SOURCE MATERIAL:
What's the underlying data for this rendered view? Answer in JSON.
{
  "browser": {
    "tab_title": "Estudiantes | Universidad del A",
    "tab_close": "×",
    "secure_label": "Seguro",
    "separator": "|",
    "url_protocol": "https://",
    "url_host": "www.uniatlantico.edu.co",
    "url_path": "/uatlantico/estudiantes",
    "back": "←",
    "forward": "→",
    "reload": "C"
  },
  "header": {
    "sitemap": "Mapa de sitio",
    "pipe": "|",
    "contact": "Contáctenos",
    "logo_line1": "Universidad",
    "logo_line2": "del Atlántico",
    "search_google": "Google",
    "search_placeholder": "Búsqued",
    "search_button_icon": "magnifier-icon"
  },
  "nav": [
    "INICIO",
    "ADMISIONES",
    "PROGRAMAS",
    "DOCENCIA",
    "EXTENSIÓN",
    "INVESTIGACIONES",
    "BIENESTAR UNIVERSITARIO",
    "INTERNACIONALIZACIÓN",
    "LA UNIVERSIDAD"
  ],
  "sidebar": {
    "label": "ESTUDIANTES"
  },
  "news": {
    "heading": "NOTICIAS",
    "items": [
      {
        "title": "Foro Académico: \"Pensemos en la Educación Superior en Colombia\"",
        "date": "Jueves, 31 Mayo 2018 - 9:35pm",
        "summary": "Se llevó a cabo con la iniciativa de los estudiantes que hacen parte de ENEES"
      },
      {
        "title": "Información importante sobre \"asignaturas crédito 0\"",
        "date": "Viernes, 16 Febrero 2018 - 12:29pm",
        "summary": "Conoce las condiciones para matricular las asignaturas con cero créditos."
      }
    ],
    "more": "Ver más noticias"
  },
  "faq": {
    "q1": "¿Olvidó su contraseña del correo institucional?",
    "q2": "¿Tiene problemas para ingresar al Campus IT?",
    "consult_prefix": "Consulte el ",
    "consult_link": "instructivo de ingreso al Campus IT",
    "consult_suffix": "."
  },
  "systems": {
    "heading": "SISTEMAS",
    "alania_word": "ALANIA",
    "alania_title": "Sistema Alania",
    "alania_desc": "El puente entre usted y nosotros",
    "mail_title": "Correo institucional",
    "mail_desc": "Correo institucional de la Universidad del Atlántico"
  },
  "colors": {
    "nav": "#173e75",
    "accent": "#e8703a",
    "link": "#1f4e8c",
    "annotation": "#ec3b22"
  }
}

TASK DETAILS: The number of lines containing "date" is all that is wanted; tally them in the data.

ANSWER FOR THIS EXERCISE: 2